This episode works splendidly well because you come away feeling like it's thoroughly explored the world of the characters. It feels real. Much of the episode's runtime is devoted to depicting in meticulous detail the interaction between the planet's plant inhabitants, like some kind of alien nature channel program. It's like in Planete Sauvage - you don't know the logic underpinning the crazy interaction of all these bizarre alien life forms, but it feels like there IS some logic there, and together they form a living ecosystem.

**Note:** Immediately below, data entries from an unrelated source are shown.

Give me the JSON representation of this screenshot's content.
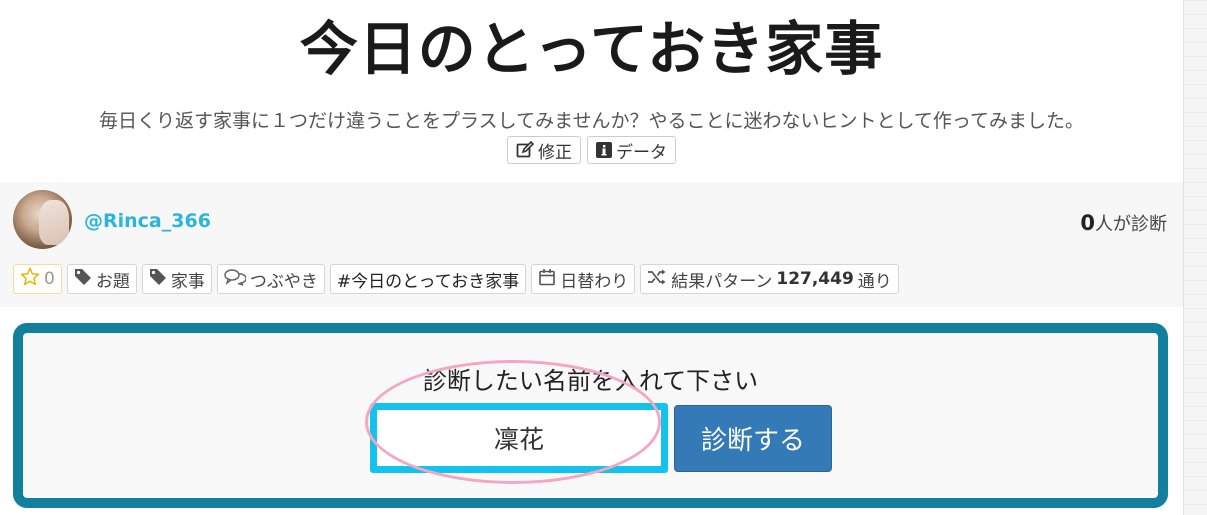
{
  "page": {
    "title": "今日のとっておき家事",
    "description": "毎日くり返す家事に１つだけ違うことをプラスしてみませんか？やることに迷わないヒントとして作ってみました。",
    "edit_label": "修正",
    "data_label": "データ"
  },
  "author": {
    "handle": "@Rinca_366",
    "diagnosed_count": "0",
    "diagnosed_suffix": "人が診断"
  },
  "tags": {
    "favorites": "0",
    "odai": "お題",
    "kaji": "家事",
    "tsubuyaki": "つぶやき",
    "hashtag": "#今日のとっておき家事",
    "daily": "日替わり",
    "patterns_prefix": "結果パターン",
    "patterns_count": "127,449",
    "patterns_suffix": "通り"
  },
  "form": {
    "prompt": "診断したい名前を入れて下さい",
    "name_value": "凜花",
    "submit_label": "診断する"
  },
  "colors": {
    "accent": "#2ab6dc",
    "form_border": "#127f9d",
    "input_border": "#14c3ec",
    "button": "#337ab7",
    "annotation": "#f4a7c4"
  },
  "icons": {
    "edit": "edit-icon",
    "info": "info-icon",
    "star": "star-icon",
    "tag": "tag-icon",
    "chat": "chat-icon",
    "calendar": "calendar-icon",
    "shuffle": "shuffle-icon"
  }
}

The nice part is that these things aren't overexplained, and yet you don't feel like they're underexplained. If the goal of this series was to regale us with a bewildering array of colorful alien creatures, this episode feels like the one that delivered the best in this regard, because it creates a whole planet that feels like it is actual pulsing with various life forms that are all interconnected. The episode actually takes the time to show us snippets of this interaction in a way that evokes the bigger picture. You really feel like you're in Dandy's shoes, recoiling at a bizarre creature and gazing in awe at a beautiful scene as he explores the new world.

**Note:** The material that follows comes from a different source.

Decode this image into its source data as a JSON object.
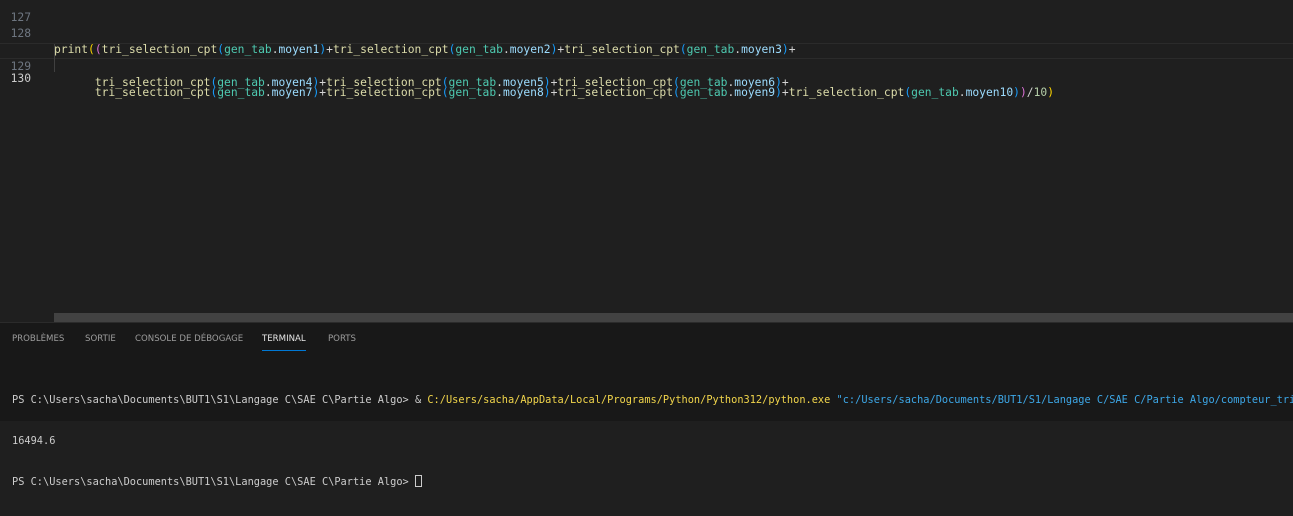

And in the midst of all that, Eunyoung actually achieves the unlikely feat of making us invest in the strange plant creatures like the little one and her 'father'. The ending was actually surprisingly moving. The side-story about Meow meanwhile was amusing and added some variety to the proceedings while Dandy was on his adventure learning about the planet. So the episode isn't just artsy and quirky, love it or leave it - it has humor and heart too. It's a very likeable episode.

The episode even had something of a musical interlude, though it was very well done and didn't come across as an overt Disney-style musical interlude. In fact, the music of this episode was exceptional. With lots of odd noodly electronic soundscapes and a capella warbling, it was unusually organically linked to the goings-on, as if it had been specially commissioned for this episode. This is the first episode where the music felt simultaneously so beautiful and well integrated.

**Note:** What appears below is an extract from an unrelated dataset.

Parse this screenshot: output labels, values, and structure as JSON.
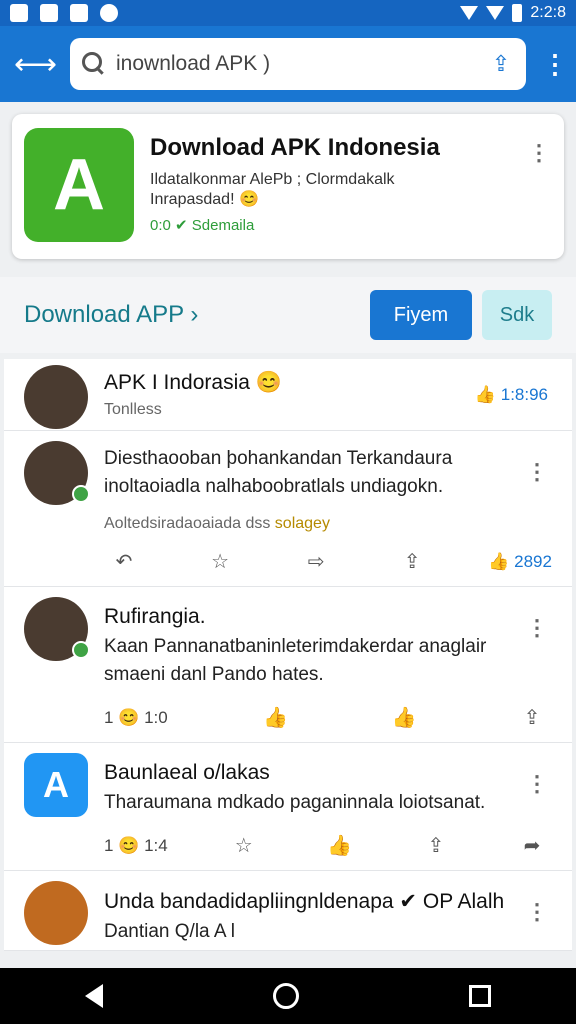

When I saw the preview I originally thought it was the Masaaki Yuasa episode, and many parts of the episode remind of his style. The episode felt like it could have come straight out of Kaiba. The visual style, with its weird colors and gradients, also reminded me of Cat Soup. This is perhaps due to a combination of the fact that Eunyoung has worked with him for so long and that the backgrounds were all drawn by Kevin Aymeric (tumblr), who was the art director of Yuasa's Kick Heart and is an incredibly talented and flexible artist. Look for more from this great talent in Masaaki Yuasa's upcoming Ping Pong.

(In a side-note, as a big fan of Disasterpeace, I bought The Floor is Jelly game when it came out to support him and because it looked awesome (and is), but I was surprised to find just now that the beautiful cover art was drawn by Kevin Aymeric.)

The sakkan was Kiyotaka Oshiyama, who first came to my attention for his work on Denno Coil. I don't know his style well, but the characters here are very uniquely drawn, with the sort of meandering, organic line that I associate with Yuasa. It works very well for the plant creatures in this episode. Dandy looks quite different from previous episodes, but the drawings are fantastically well done, and if anything he looks even more yankee Elvis than before. The lines of the characters bulge and twist in different directions in a stylized way that reminds me of a Yuasa production.

A bevy of talented animators helped bring the episode to life - Gosei Oda, Norifumi Kugai, Cedric Herole, Ikuro Kuwana - but I can't distinguish their work. Anyway it's not like in some episodes where the animation isn't particularly interesting most of the time except for certain highlights of good animation - every single shot of animation is pleasing to watch in this episode. This is a great example of an episode that is a perfectly balanced whole.